WORK ORDER -
Reproduce each record exactly, leaving out no line.

DATASET below:

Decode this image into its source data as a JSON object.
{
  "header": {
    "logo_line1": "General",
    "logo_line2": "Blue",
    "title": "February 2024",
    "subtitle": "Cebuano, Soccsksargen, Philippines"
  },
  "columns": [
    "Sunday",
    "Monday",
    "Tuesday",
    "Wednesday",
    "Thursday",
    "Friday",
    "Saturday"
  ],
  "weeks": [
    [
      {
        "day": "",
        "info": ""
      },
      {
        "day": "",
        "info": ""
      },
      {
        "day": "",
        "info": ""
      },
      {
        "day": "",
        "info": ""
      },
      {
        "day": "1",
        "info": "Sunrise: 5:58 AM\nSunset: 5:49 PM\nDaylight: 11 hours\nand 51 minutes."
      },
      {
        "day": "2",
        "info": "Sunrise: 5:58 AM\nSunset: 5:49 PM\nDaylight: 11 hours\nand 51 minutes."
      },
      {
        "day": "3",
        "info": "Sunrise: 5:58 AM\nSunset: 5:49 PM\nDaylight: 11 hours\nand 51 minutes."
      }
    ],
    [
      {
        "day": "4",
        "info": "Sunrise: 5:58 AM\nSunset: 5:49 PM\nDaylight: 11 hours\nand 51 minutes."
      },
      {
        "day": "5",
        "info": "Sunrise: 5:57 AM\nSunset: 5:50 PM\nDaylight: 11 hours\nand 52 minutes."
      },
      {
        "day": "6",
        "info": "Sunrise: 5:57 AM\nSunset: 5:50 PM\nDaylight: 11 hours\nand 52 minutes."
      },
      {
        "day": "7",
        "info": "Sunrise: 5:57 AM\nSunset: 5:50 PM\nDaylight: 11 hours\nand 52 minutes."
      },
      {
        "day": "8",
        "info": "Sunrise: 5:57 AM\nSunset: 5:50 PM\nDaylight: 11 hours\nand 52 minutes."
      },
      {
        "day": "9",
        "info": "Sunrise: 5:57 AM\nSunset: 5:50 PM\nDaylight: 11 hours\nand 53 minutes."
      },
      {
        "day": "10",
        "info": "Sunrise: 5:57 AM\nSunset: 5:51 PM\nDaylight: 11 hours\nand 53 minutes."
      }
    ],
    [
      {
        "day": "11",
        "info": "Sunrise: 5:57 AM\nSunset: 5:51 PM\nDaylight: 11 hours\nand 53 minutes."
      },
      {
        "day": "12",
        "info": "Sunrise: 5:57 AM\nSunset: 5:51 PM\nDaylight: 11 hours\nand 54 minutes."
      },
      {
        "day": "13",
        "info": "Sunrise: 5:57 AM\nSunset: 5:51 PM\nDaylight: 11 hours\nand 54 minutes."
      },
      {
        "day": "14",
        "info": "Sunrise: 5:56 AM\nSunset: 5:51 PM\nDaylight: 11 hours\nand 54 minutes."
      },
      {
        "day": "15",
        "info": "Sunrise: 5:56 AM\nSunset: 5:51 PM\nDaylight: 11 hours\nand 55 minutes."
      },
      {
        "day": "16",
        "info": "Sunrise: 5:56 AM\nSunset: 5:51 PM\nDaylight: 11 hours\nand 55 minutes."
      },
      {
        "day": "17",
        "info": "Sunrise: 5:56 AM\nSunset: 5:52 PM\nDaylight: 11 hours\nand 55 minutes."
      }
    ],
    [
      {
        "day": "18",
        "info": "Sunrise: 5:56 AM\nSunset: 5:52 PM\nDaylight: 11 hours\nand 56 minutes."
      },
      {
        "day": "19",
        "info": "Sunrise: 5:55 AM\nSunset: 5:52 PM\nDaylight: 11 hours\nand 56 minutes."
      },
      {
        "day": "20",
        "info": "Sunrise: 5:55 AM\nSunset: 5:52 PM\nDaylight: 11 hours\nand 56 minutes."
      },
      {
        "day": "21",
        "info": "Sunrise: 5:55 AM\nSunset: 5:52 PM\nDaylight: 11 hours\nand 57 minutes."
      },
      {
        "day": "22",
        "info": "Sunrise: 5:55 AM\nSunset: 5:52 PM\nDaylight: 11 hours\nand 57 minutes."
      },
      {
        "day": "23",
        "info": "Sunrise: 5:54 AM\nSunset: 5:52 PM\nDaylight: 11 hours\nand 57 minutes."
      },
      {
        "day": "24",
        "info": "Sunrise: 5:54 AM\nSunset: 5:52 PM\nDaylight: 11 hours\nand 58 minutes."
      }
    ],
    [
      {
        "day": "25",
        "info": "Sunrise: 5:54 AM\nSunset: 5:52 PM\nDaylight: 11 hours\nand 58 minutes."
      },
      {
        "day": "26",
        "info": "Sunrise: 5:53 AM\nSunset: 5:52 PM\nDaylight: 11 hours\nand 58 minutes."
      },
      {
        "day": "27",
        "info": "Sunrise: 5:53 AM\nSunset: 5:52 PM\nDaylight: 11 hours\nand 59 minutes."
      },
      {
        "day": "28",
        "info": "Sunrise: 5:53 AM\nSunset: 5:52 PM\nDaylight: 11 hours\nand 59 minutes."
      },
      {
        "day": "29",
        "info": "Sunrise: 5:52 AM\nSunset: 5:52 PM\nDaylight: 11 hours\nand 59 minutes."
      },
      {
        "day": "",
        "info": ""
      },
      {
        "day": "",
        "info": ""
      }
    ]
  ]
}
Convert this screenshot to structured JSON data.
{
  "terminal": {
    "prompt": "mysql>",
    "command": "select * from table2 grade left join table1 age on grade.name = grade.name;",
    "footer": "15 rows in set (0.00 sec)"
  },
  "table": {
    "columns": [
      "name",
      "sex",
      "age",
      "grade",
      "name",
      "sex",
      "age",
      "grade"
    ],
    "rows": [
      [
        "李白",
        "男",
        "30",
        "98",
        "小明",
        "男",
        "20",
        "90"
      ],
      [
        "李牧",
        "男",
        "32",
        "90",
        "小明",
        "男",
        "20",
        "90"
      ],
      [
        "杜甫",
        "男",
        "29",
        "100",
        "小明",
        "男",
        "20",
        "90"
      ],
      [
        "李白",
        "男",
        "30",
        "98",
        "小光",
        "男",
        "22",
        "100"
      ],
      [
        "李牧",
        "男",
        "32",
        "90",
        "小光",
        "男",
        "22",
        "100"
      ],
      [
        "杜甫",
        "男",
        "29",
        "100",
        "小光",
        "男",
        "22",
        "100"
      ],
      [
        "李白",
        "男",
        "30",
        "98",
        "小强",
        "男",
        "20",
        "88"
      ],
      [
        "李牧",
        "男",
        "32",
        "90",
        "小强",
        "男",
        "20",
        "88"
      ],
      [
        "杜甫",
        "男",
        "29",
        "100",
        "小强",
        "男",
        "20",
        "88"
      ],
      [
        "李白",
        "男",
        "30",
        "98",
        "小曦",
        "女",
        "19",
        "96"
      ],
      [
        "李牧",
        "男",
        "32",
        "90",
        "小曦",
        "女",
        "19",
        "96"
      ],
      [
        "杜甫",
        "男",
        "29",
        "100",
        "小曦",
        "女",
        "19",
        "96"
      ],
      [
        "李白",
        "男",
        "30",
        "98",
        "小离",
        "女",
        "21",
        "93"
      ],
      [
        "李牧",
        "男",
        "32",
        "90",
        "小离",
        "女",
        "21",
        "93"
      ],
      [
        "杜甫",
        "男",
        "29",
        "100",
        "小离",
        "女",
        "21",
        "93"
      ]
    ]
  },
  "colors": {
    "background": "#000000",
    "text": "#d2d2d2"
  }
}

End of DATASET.

EXERCISE RESULT -
Decode this image into its source data as a JSON object.
{
  "header": {
    "logo_line1": "General",
    "logo_line2": "Blue",
    "title": "February 2024",
    "subtitle": "Cebuano, Soccsksargen, Philippines"
  },
  "columns": [
    "Sunday",
    "Monday",
    "Tuesday",
    "Wednesday",
    "Thursday",
    "Friday",
    "Saturday"
  ],
  "weeks": [
    [
      {
        "day": "",
        "info": ""
      },
      {
        "day": "",
        "info": ""
      },
      {
        "day": "",
        "info": ""
      },
      {
        "day": "",
        "info": ""
      },
      {
        "day": "1",
        "info": "Sunrise: 5:58 AM\nSunset: 5:49 PM\nDaylight: 11 hours\nand 51 minutes."
      },
      {
        "day": "2",
        "info": "Sunrise: 5:58 AM\nSunset: 5:49 PM\nDaylight: 11 hours\nand 51 minutes."
      },
      {
        "day": "3",
        "info": "Sunrise: 5:58 AM\nSunset: 5:49 PM\nDaylight: 11 hours\nand 51 minutes."
      }
    ],
    [
      {
        "day": "4",
        "info": "Sunrise: 5:58 AM\nSunset: 5:49 PM\nDaylight: 11 hours\nand 51 minutes."
      },
      {
        "day": "5",
        "info": "Sunrise: 5:57 AM\nSunset: 5:50 PM\nDaylight: 11 hours\nand 52 minutes."
      },
      {
        "day": "6",
        "info": "Sunrise: 5:57 AM\nSunset: 5:50 PM\nDaylight: 11 hours\nand 52 minutes."
      },
      {
        "day": "7",
        "info": "Sunrise: 5:57 AM\nSunset: 5:50 PM\nDaylight: 11 hours\nand 52 minutes."
      },
      {
        "day": "8",
        "info": "Sunrise: 5:57 AM\nSunset: 5:50 PM\nDaylight: 11 hours\nand 52 minutes."
      },
      {
        "day": "9",
        "info": "Sunrise: 5:57 AM\nSunset: 5:50 PM\nDaylight: 11 hours\nand 53 minutes."
      },
      {
        "day": "10",
        "info": "Sunrise: 5:57 AM\nSunset: 5:51 PM\nDaylight: 11 hours\nand 53 minutes."
      }
    ],
    [
      {
        "day": "11",
        "info": "Sunrise: 5:57 AM\nSunset: 5:51 PM\nDaylight: 11 hours\nand 53 minutes."
      },
      {
        "day": "12",
        "info": "Sunrise: 5:57 AM\nSunset: 5:51 PM\nDaylight: 11 hours\nand 54 minutes."
      },
      {
        "day": "13",
        "info": "Sunrise: 5:57 AM\nSunset: 5:51 PM\nDaylight: 11 hours\nand 54 minutes."
      },
      {
        "day": "14",
        "info": "Sunrise: 5:56 AM\nSunset: 5:51 PM\nDaylight: 11 hours\nand 54 minutes."
      },
      {
        "day": "15",
        "info": "Sunrise: 5:56 AM\nSunset: 5:51 PM\nDaylight: 11 hours\nand 55 minutes."
      },
      {
        "day": "16",
        "info": "Sunrise: 5:56 AM\nSunset: 5:51 PM\nDaylight: 11 hours\nand 55 minutes."
      },
      {
        "day": "17",
        "info": "Sunrise: 5:56 AM\nSunset: 5:52 PM\nDaylight: 11 hours\nand 55 minutes."
      }
    ],
    [
      {
        "day": "18",
        "info": "Sunrise: 5:56 AM\nSunset: 5:52 PM\nDaylight: 11 hours\nand 56 minutes."
      },
      {
        "day": "19",
        "info": "Sunrise: 5:55 AM\nSunset: 5:52 PM\nDaylight: 11 hours\nand 56 minutes."
      },
      {
        "day": "20",
        "info": "Sunrise: 5:55 AM\nSunset: 5:52 PM\nDaylight: 11 hours\nand 56 minutes."
      },
      {
        "day": "21",
        "info": "Sunrise: 5:55 AM\nSunset: 5:52 PM\nDaylight: 11 hours\nand 57 minutes."
      },
      {
        "day": "22",
        "info": "Sunrise: 5:55 AM\nSunset: 5:52 PM\nDaylight: 11 hours\nand 57 minutes."
      },
      {
        "day": "23",
        "info": "Sunrise: 5:54 AM\nSunset: 5:52 PM\nDaylight: 11 hours\nand 57 minutes."
      },
      {
        "day": "24",
        "info": "Sunrise: 5:54 AM\nSunset: 5:52 PM\nDaylight: 11 hours\nand 58 minutes."
      }
    ],
    [
      {
        "day": "25",
        "info": "Sunrise: 5:54 AM\nSunset: 5:52 PM\nDaylight: 11 hours\nand 58 minutes."
      },
      {
        "day": "26",
        "info": "Sunrise: 5:53 AM\nSunset: 5:52 PM\nDaylight: 11 hours\nand 58 minutes."
      },
      {
        "day": "27",
        "info": "Sunrise: 5:53 AM\nSunset: 5:52 PM\nDaylight: 11 hours\nand 59 minutes."
      },
      {
        "day": "28",
        "info": "Sunrise: 5:53 AM\nSunset: 5:52 PM\nDaylight: 11 hours\nand 59 minutes."
      },
      {
        "day": "29",
        "info": "Sunrise: 5:52 AM\nSunset: 5:52 PM\nDaylight: 11 hours\nand 59 minutes."
      },
      {
        "day": "",
        "info": ""
      },
      {
        "day": "",
        "info": ""
      }
    ]
  ]
}
Convert this screenshot to structured JSON data.
{
  "terminal": {
    "prompt": "mysql>",
    "command": "select * from table2 grade left join table1 age on grade.name = grade.name;",
    "footer": "15 rows in set (0.00 sec)"
  },
  "table": {
    "columns": [
      "name",
      "sex",
      "age",
      "grade",
      "name",
      "sex",
      "age",
      "grade"
    ],
    "rows": [
      [
        "李白",
        "男",
        "30",
        "98",
        "小明",
        "男",
        "20",
        "90"
      ],
      [
        "李牧",
        "男",
        "32",
        "90",
        "小明",
        "男",
        "20",
        "90"
      ],
      [
        "杜甫",
        "男",
        "29",
        "100",
        "小明",
        "男",
        "20",
        "90"
      ],
      [
        "李白",
        "男",
        "30",
        "98",
        "小光",
        "男",
        "22",
        "100"
      ],
      [
        "李牧",
        "男",
        "32",
        "90",
        "小光",
        "男",
        "22",
        "100"
      ],
      [
        "杜甫",
        "男",
        "29",
        "100",
        "小光",
        "男",
        "22",
        "100"
      ],
      [
        "李白",
        "男",
        "30",
        "98",
        "小强",
        "男",
        "20",
        "88"
      ],
      [
        "李牧",
        "男",
        "32",
        "90",
        "小强",
        "男",
        "20",
        "88"
      ],
      [
        "杜甫",
        "男",
        "29",
        "100",
        "小强",
        "男",
        "20",
        "88"
      ],
      [
        "李白",
        "男",
        "30",
        "98",
        "小曦",
        "女",
        "19",
        "96"
      ],
      [
        "李牧",
        "男",
        "32",
        "90",
        "小曦",
        "女",
        "19",
        "96"
      ],
      [
        "杜甫",
        "男",
        "29",
        "100",
        "小曦",
        "女",
        "19",
        "96"
      ],
      [
        "李白",
        "男",
        "30",
        "98",
        "小离",
        "女",
        "21",
        "93"
      ],
      [
        "李牧",
        "男",
        "32",
        "90",
        "小离",
        "女",
        "21",
        "93"
      ],
      [
        "杜甫",
        "男",
        "29",
        "100",
        "小离",
        "女",
        "21",
        "93"
      ]
    ]
  },
  "colors": {
    "background": "#000000",
    "text": "#d2d2d2"
  }
}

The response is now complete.